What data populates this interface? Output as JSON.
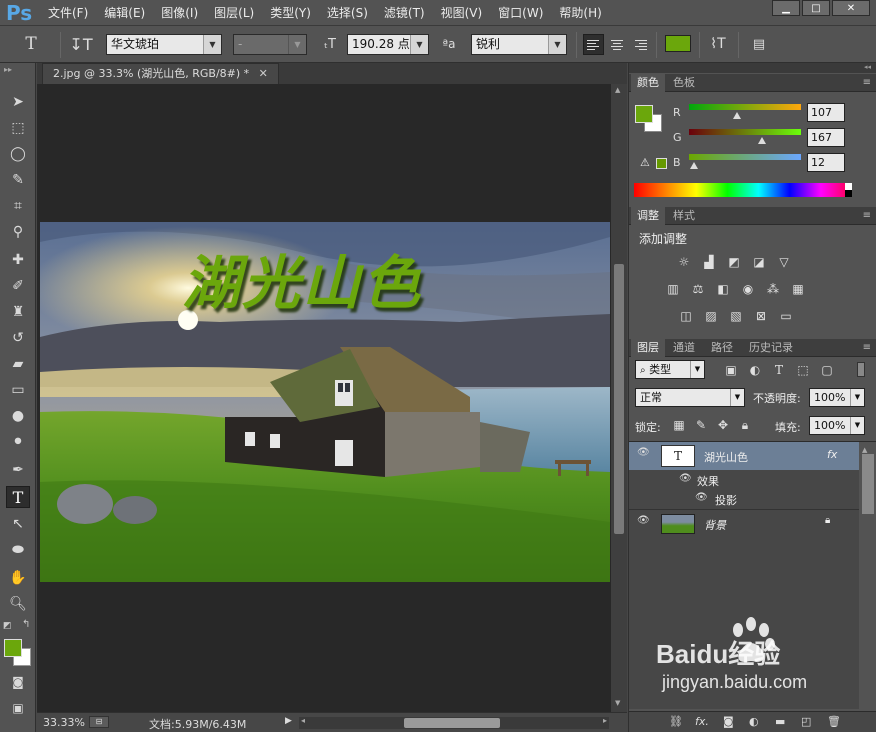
{
  "app": {
    "logo": "Ps"
  },
  "menubar": {
    "items": [
      "文件(F)",
      "编辑(E)",
      "图像(I)",
      "图层(L)",
      "类型(Y)",
      "选择(S)",
      "滤镜(T)",
      "视图(V)",
      "窗口(W)",
      "帮助(H)"
    ]
  },
  "options": {
    "font_family": "华文琥珀",
    "font_style": "-",
    "font_size": "190.28 点",
    "antialias_icon": "ªa",
    "antialias": "锐利",
    "text_color": "#6ba70c"
  },
  "document": {
    "tab_title": "2.jpg @ 33.3% (湖光山色, RGB/8#) *",
    "canvas_text": "湖光山色",
    "text_color": "#6ba70c"
  },
  "status": {
    "zoom": "33.33%",
    "doc_size": "文档:5.93M/6.43M"
  },
  "color_panel": {
    "tabs": [
      "颜色",
      "色板"
    ],
    "labels": {
      "r": "R",
      "g": "G",
      "b": "B"
    },
    "values": {
      "r": "107",
      "g": "167",
      "b": "12"
    },
    "foreground": "#6ba70c",
    "background": "#ffffff"
  },
  "adjust_panel": {
    "tabs": [
      "调整",
      "样式"
    ],
    "title": "添加调整"
  },
  "layers_panel": {
    "tabs": [
      "图层",
      "通道",
      "路径",
      "历史记录"
    ],
    "filter": "类型",
    "blend_mode": "正常",
    "opacity_label": "不透明度:",
    "opacity": "100%",
    "lock_label": "锁定:",
    "fill_label": "填充:",
    "fill": "100%",
    "layers": [
      {
        "name": "湖光山色",
        "fx": "fx"
      },
      {
        "name": "效果"
      },
      {
        "name": "投影"
      },
      {
        "name": "背景"
      }
    ],
    "footer_icons": [
      "link-icon",
      "fx-icon",
      "mask-icon",
      "adjustment-icon",
      "group-icon",
      "new-layer-icon",
      "trash-icon"
    ]
  },
  "watermark": {
    "brand": "Baidu经验",
    "url": "jingyan.baidu.com"
  }
}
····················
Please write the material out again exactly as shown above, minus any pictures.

- **Written reply**
What data populates this interface? Output as JSON.
{
  "app": {
    "logo": "Ps"
  },
  "menubar": {
    "items": [
      "文件(F)",
      "编辑(E)",
      "图像(I)",
      "图层(L)",
      "类型(Y)",
      "选择(S)",
      "滤镜(T)",
      "视图(V)",
      "窗口(W)",
      "帮助(H)"
    ]
  },
  "options": {
    "font_family": "华文琥珀",
    "font_style": "-",
    "font_size": "190.28 点",
    "antialias_icon": "ªa",
    "antialias": "锐利",
    "text_color": "#6ba70c"
  },
  "document": {
    "tab_title": "2.jpg @ 33.3% (湖光山色, RGB/8#) *",
    "canvas_text": "湖光山色",
    "text_color": "#6ba70c"
  },
  "status": {
    "zoom": "33.33%",
    "doc_size": "文档:5.93M/6.43M"
  },
  "color_panel": {
    "tabs": [
      "颜色",
      "色板"
    ],
    "labels": {
      "r": "R",
      "g": "G",
      "b": "B"
    },
    "values": {
      "r": "107",
      "g": "167",
      "b": "12"
    },
    "foreground": "#6ba70c",
    "background": "#ffffff"
  },
  "adjust_panel": {
    "tabs": [
      "调整",
      "样式"
    ],
    "title": "添加调整"
  },
  "layers_panel": {
    "tabs": [
      "图层",
      "通道",
      "路径",
      "历史记录"
    ],
    "filter": "类型",
    "blend_mode": "正常",
    "opacity_label": "不透明度:",
    "opacity": "100%",
    "lock_label": "锁定:",
    "fill_label": "填充:",
    "fill": "100%",
    "layers": [
      {
        "name": "湖光山色",
        "fx": "fx"
      },
      {
        "name": "效果"
      },
      {
        "name": "投影"
      },
      {
        "name": "背景"
      }
    ],
    "footer_icons": [
      "link-icon",
      "fx-icon",
      "mask-icon",
      "adjustment-icon",
      "group-icon",
      "new-layer-icon",
      "trash-icon"
    ]
  },
  "watermark": {
    "brand": "Baidu经验",
    "url": "jingyan.baidu.com"
  }
}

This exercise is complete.